BSA Bantam D14/4S ( again )
Many years ago, when I were a lad, I happened to get my first ever road legal motorcycle . . . it was a BSA Bantam D14/4S . . .we now go to April 6th, 2012 and I seem to have acquired another D14/4S.
There's an interesting story behind this machine. The bike was originally owned by a Mr. Alan Saunders from Purton who bought the bike new in 1968. Mr. Saunders worked for British Rail at nearby Swindon, and the Bantam was ideal for commuting. Some four years later Mr. Saunders emigrated to Australia, leaving the Bantam in dry storage back in the U.K. The bike sat there until 2006 when it was taken as part payment for work done. It then sat another six years until I went and picked it up, with the intention of getting it back on the road. So far ( September 2013 ) it has sat in my garage. I've done a few things, such as cleaning out the petrol tank, and I've bought a few items in readiness, but up to now things haven't progressed very far.
I made a start with the D14/4S early in the year. The bike was stripped down and some parts went off for chrome plating, some went for powder coating, and some went off for zinc plating. The wheels were rebuilt using stainless steel rims and spokes. I put the engine on one side - a quick look at it showed that the big end had gone. That can be sorted at a later date, besides I do have a spare engine that can be used until the original has been rebuilt.
All the components which went for zinc plating were listed - this makes life much easier when you get the part back.
Rebuilt wheels, powder coated frame - things are slowly coming together.
This is as far as I've been able to go with the D14 - not being able to work and the fact that the "other side" have not sent me an interim payment in two years means that I can't afford to spend money on anything non essential for a while. As soon as I'm financially able, then the rebuild will continue.
On March 3rd the D14 went for MOT - at last it was on the road. The first snag was the petrol tank - where it had been polished prior to chroming, they had polished through the metal, leaving a couple of pin holes. Luckily this was fixed with a tin of Petseal Ultra - and so far it's done a good job. The speedometer needle jumped off whilst on the way back from the BSAOC open day at Market Harborough - the clock has been sent to Pople's for repair ( this was on May 26th - it's now the middle of September and I still ain't got a clock ). I've bunged an Indian "Smiths" clock on for now.
Once again I went to the Ace Cafe for the "Bantams at the Ace" day. I was using a B175 engine which I'd bought in November 2014 - using this engine until I had rebuilt the original.
The bike got there and back with no problems at all . . .OK, it was a tad cold in late September at six in the morning, but that ain't the bike's fault.
It didn't take long to get the original D14 engine rebuilt - new big end and mains, new clutch plates, primary chain . . . . just easier to say new everything.
I also managed to get hold of a Todd head - so that went on too. Just for good measure, I also fitted electronic ignition - so far, so good.

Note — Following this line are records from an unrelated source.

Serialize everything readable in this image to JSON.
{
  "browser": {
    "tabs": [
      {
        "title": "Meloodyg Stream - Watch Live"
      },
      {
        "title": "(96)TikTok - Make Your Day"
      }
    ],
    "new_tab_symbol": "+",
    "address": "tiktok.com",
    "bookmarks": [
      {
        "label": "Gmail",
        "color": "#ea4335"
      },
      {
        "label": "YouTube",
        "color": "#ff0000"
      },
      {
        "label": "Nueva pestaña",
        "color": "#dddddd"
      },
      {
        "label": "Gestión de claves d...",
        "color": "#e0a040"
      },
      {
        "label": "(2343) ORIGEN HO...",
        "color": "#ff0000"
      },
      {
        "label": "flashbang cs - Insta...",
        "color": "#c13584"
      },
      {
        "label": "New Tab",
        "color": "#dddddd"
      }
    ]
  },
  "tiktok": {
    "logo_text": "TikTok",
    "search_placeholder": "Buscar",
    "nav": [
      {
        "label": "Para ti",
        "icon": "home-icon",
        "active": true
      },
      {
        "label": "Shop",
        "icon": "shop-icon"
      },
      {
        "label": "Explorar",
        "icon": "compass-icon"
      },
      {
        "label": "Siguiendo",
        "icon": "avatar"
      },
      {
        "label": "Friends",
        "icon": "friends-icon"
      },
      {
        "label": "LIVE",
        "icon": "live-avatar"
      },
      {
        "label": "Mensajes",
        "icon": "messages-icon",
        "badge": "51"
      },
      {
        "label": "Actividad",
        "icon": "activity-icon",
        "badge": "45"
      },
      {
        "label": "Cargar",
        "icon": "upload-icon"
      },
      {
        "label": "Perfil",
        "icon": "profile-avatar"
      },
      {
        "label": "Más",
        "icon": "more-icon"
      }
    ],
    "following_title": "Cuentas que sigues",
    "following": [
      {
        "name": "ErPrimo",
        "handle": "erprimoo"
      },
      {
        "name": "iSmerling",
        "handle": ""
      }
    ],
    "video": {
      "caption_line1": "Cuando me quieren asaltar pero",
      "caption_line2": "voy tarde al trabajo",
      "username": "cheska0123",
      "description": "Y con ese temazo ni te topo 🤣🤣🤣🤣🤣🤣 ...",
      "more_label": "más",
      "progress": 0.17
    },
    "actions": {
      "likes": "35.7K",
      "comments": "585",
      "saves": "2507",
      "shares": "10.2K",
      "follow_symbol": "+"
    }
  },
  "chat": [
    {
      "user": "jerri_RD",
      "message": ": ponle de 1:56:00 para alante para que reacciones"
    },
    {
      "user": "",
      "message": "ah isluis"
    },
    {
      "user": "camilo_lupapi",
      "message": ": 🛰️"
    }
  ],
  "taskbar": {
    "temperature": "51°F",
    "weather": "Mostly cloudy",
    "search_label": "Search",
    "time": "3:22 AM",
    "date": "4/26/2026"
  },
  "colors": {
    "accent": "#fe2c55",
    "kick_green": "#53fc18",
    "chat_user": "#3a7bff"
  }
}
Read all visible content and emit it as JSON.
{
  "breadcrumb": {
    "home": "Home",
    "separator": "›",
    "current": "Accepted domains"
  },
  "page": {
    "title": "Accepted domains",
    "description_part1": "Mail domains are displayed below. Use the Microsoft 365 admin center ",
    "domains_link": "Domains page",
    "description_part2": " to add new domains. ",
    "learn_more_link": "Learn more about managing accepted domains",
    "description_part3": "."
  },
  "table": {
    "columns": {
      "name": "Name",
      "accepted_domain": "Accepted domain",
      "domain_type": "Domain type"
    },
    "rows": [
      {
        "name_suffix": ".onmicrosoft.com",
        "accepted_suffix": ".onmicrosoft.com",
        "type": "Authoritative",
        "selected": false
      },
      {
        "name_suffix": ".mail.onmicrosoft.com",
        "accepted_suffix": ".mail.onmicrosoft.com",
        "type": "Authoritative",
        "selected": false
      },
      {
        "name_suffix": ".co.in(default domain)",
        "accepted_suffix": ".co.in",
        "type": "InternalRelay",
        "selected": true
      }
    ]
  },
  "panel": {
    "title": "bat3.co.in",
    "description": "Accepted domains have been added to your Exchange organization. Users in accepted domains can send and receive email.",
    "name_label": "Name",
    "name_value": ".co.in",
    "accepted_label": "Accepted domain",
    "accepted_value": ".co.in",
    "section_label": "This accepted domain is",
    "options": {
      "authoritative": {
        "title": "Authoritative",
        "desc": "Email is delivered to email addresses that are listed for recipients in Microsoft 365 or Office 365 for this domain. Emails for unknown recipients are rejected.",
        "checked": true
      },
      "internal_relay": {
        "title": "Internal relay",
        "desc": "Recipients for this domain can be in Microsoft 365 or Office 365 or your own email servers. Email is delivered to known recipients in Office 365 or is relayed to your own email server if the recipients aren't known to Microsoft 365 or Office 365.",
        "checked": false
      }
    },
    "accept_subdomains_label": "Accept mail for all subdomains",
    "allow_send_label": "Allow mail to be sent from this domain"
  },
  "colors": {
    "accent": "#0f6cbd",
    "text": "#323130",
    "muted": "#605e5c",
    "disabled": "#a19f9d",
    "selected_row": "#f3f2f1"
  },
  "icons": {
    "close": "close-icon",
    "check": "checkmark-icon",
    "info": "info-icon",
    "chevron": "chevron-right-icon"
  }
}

I took the D14 on the Bantam Club's national rally - it was one of 83 Bantams which gathered there.
August 2017 - October 2018
The Bantam has been running fine - no mechanical or electrical problems. . . . . and that's fine by me.
OK - so it didn't really cover a great many miles in 2018 - but that was down to me, not the bike.
The Bantam has been sold.
I did the Bantam club national rally down by Cambridge, and someone asked if the bike could be for sale.
Seeing as I only did 22 miles on it last year, and 66 the year before, it was obvious I was not really using this bike.
I still have the MZ for that "two stroke fix", and I still have enough bits to build another Bantam engine - my B175 engine went with
the D14 when I sold it. Will I have another Bantam ? I don't know . . . . but never say never.